TUB AND SHOWER CLEANER. Pour 1 cup blue Dawn into a 32-ounce spray bottle (1/2 cup Dawn if you are using a 16-ounce bottle; 1/3 cup for a 12-ounce bottle). Fill the bottle the rest of the way with plain white vinegar. Apply the sprayer top. Shake gently to mix. Label the bottle. To use: Spray liberally on the areas to be cleaned — tub, shower walls, doors, floors or fixtures. Let it sit anywhere from 30 minutes to overnight, depending on the amount of soap and scum built up. All of the offensive gunk and grime will break down and become soft and gooey. Simply rinse it away. For especially challenging situations, or if this is the initial treatment, use a sponge or brush to gently scrub the surfaces before rinsing. To maintain, spray down the walls and floor of the tub/shower once a week. Then rinse and admire.
WOOD AND LAMINATE FLOOR CLEANER. This is made with 1 part rubbing alcohol to 4 parts distilled water, plus a few drops blue Dawn dishwashing liquid. Mix this up in a spray bottle each time you clean the floors. Or if you want to make it ahead of time, be sure to label it well and keep it out of the reach of children. To use, sweep or vacuum the floor; spray the cleaner in a small area; scrub well with a cloth or sponge; and immediately wipe the area dry with a microfiber cloth. The secret is to spray, scrub and wipe dry immediately.
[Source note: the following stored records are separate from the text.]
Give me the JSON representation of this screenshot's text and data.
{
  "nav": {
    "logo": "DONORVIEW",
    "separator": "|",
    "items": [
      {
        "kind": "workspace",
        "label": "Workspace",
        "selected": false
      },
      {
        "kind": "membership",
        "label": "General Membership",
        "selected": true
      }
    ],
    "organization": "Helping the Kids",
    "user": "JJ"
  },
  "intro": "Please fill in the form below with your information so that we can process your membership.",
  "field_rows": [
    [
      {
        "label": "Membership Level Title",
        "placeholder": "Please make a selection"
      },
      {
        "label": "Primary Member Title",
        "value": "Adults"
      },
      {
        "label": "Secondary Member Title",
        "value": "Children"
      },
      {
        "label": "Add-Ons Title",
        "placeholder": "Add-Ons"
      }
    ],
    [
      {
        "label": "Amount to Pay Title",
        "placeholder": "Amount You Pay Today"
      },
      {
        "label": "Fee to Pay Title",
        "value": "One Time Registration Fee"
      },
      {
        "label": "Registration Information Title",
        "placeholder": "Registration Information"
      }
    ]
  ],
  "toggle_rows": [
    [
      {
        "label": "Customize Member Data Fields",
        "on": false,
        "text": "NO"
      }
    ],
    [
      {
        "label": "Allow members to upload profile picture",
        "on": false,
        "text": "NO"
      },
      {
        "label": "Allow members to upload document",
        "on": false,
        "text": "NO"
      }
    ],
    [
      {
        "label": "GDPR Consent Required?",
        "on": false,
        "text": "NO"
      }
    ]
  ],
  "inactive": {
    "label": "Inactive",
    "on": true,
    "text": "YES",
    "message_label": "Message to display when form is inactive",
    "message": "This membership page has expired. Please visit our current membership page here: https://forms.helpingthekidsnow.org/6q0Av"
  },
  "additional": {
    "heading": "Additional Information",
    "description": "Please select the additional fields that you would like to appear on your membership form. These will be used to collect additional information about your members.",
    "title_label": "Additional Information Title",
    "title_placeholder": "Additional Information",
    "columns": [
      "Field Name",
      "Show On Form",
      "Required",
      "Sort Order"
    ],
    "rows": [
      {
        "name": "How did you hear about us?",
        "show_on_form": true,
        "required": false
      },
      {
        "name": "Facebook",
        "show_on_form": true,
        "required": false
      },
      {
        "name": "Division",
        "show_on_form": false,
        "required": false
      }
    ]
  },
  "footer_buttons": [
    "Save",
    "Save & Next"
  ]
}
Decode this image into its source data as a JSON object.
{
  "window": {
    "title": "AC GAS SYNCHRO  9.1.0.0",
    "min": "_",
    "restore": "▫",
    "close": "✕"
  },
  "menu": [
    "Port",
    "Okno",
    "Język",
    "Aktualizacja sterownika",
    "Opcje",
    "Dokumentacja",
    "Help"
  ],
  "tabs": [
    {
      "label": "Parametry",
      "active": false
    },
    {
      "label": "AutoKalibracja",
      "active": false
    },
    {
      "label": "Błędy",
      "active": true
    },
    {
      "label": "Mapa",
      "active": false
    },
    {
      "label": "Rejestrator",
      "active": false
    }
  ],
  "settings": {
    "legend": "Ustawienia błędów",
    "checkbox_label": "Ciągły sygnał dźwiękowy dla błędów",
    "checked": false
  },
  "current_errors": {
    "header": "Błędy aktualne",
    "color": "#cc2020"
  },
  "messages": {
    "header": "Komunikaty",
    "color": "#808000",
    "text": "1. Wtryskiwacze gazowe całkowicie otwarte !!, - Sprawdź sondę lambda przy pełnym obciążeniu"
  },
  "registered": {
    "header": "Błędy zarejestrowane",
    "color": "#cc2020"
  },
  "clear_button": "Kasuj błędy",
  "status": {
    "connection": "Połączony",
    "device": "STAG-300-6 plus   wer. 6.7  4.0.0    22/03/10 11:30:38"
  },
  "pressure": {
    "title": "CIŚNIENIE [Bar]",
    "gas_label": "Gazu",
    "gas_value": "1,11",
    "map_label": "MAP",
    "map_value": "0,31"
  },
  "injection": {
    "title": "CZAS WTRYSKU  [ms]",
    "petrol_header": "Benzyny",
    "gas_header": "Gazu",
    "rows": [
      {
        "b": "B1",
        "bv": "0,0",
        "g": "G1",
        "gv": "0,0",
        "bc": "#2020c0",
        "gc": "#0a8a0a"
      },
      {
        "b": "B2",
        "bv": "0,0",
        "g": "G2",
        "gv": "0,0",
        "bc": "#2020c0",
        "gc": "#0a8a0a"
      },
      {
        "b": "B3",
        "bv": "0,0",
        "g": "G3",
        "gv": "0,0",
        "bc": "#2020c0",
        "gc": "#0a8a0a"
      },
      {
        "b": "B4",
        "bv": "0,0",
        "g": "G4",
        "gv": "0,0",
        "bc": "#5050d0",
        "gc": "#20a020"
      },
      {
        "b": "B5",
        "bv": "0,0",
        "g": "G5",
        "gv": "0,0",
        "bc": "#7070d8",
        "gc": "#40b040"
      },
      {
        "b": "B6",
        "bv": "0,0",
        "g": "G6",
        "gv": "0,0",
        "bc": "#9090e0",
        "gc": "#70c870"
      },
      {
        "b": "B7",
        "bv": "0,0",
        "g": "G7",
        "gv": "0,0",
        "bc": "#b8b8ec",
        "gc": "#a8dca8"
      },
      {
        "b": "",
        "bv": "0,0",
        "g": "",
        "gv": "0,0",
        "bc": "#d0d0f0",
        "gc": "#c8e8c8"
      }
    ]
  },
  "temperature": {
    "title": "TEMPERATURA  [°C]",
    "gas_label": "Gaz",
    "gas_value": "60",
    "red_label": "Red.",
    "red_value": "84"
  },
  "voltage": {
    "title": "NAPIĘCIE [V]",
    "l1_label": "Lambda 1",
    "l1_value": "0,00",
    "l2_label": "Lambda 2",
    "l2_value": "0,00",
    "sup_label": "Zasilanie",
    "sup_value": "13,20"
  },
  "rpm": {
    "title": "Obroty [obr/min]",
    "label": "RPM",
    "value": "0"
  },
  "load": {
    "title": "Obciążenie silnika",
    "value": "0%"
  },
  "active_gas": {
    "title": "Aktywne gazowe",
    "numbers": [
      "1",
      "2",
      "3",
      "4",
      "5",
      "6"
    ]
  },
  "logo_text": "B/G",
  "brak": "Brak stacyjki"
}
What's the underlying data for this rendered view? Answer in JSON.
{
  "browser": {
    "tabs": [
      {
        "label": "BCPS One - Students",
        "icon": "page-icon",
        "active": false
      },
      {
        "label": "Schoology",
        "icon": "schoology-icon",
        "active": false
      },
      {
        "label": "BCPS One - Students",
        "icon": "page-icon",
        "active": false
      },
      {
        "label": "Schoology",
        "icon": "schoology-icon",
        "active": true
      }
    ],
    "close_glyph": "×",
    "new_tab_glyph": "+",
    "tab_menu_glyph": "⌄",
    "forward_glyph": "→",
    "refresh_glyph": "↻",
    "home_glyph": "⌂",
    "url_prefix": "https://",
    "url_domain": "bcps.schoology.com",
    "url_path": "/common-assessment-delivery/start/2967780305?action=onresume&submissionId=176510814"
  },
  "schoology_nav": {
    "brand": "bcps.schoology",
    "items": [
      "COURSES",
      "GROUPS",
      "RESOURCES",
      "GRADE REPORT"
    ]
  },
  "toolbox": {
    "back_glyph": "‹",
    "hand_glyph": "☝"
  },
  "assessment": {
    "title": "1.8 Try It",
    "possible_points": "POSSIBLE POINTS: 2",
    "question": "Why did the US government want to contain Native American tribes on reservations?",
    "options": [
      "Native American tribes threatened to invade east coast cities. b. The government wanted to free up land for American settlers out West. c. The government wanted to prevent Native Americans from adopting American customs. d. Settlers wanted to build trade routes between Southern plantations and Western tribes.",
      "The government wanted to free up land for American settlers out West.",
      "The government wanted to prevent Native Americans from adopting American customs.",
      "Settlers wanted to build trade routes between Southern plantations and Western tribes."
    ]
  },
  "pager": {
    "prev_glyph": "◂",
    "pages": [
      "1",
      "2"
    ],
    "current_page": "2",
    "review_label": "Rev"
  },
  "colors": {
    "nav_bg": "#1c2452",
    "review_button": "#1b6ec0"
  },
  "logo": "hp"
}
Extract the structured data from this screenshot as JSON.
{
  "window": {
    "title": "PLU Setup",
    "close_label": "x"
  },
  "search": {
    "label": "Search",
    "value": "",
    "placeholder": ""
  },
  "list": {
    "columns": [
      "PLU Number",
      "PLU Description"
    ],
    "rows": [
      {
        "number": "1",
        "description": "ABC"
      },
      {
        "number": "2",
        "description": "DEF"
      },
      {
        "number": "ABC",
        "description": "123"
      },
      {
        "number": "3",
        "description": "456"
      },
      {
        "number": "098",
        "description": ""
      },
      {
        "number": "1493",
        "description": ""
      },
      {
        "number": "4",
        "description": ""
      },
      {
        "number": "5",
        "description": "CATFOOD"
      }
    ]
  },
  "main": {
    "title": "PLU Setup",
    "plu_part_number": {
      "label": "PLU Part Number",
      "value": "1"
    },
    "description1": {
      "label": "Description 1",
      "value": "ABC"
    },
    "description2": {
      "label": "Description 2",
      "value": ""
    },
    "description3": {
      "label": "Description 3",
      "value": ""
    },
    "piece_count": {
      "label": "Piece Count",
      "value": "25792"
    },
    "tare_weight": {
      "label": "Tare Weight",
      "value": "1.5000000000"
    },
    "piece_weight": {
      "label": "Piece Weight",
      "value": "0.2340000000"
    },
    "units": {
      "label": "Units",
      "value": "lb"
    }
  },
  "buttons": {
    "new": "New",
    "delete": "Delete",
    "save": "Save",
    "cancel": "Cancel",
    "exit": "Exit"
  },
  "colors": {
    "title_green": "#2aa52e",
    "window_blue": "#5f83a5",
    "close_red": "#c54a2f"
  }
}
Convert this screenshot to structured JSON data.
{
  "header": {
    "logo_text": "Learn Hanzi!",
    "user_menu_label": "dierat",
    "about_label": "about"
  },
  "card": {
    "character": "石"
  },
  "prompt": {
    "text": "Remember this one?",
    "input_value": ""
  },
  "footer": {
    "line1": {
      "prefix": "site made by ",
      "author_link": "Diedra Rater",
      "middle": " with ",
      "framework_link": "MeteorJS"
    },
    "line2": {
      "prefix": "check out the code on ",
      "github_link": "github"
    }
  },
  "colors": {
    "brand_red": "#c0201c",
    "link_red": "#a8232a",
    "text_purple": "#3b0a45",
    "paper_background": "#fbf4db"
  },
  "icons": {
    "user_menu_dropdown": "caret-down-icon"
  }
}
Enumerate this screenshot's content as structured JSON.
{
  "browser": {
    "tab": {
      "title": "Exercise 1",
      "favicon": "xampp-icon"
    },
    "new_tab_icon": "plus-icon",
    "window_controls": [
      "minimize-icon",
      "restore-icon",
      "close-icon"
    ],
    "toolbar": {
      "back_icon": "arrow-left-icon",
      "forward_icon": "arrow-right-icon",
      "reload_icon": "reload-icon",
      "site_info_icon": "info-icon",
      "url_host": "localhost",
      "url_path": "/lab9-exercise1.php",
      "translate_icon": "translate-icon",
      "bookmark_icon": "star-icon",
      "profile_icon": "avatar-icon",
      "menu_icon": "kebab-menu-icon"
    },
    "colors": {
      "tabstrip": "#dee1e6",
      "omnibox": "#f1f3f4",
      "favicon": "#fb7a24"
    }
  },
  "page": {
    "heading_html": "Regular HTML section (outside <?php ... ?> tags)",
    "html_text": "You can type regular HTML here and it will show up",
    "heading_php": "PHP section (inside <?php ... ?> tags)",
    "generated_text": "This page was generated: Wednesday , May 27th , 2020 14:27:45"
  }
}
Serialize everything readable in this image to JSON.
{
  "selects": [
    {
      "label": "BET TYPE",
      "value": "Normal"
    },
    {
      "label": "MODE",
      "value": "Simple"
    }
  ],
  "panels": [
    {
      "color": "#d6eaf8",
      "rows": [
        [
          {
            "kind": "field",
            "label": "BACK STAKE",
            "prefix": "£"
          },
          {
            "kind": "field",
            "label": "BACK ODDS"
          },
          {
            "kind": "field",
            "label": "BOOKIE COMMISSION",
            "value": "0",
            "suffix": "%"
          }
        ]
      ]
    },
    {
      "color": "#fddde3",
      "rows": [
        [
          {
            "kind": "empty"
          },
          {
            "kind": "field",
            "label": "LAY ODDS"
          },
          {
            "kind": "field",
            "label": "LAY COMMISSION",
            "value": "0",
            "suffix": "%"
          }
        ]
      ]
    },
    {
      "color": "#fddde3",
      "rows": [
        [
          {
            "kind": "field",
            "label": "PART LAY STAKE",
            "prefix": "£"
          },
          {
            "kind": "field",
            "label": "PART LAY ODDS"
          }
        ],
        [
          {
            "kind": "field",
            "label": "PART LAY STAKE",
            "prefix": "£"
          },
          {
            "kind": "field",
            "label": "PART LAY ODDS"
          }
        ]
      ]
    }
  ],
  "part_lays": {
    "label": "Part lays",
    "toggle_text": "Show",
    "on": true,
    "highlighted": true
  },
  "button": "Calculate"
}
Mary invites questions, comments and tips at [email protected], or c/o Everyday Cheapskate, 12340 Seal Beach Blvd., Suite B-416, Seal Beach, CA 90740. This column will answer questions of general interest, but letters cannot be answered individually. Mary Hunt is the founder of www.DebtProofLiving.com, a personal finance member website and the author of "Debt-Proof Living," released in 2014. To find out more about Mary and read her past columns, please visit the Creators Syndicate webpage at www.creators.com.